## [THE TASK]
Look through the records below and collect all lines that hold the string "like".

Start of EXTRACTED ENTRIES

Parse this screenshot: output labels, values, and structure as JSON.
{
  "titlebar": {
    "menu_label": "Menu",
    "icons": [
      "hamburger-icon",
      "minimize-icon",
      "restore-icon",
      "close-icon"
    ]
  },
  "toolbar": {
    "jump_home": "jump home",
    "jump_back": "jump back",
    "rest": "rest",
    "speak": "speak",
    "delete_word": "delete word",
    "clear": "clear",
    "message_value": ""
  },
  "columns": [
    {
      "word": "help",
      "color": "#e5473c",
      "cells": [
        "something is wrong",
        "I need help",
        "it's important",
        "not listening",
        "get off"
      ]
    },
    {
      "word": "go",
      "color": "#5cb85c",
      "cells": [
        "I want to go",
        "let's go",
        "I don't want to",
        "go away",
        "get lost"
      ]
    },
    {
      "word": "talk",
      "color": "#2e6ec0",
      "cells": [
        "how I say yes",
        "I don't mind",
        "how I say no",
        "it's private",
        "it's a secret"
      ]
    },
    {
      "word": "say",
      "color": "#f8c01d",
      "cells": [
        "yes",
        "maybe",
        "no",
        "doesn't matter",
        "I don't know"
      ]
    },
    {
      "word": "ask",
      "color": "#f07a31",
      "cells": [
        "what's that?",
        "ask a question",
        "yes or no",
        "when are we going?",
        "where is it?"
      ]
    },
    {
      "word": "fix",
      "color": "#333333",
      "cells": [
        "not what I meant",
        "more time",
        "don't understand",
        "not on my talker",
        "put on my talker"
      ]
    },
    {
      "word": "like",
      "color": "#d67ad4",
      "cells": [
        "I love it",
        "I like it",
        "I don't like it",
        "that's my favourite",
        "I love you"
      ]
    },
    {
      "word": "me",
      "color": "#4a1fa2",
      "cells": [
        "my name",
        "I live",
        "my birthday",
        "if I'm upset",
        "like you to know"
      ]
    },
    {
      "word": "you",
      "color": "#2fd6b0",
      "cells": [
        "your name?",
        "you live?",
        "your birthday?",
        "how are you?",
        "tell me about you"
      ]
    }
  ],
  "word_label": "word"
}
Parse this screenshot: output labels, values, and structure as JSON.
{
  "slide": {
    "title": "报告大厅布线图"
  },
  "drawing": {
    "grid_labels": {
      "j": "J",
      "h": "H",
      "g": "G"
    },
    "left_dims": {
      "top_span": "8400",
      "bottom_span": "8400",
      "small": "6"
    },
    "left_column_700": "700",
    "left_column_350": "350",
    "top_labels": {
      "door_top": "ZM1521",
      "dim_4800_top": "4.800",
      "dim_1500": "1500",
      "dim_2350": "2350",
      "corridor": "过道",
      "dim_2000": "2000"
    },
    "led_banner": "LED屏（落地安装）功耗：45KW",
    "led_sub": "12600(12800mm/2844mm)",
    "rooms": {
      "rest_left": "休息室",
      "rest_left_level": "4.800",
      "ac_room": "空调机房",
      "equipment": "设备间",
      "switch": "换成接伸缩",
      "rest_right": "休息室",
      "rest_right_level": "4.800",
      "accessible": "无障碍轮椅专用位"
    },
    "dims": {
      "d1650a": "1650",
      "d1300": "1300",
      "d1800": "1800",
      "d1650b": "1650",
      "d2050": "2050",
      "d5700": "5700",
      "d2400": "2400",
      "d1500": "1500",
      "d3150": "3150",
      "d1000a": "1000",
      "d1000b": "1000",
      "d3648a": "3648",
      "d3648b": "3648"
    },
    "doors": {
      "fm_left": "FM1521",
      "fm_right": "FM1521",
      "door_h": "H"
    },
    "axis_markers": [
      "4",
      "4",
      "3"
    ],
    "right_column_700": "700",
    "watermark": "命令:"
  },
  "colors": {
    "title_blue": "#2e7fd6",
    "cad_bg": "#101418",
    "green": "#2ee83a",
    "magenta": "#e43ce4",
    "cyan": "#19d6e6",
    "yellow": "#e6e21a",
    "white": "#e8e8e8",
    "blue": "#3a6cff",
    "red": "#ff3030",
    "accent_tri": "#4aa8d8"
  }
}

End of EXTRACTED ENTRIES

## [YOUR RESPONSE]
      "word": "like",
        "I like it",
        "I don't like it",
        "like you to know"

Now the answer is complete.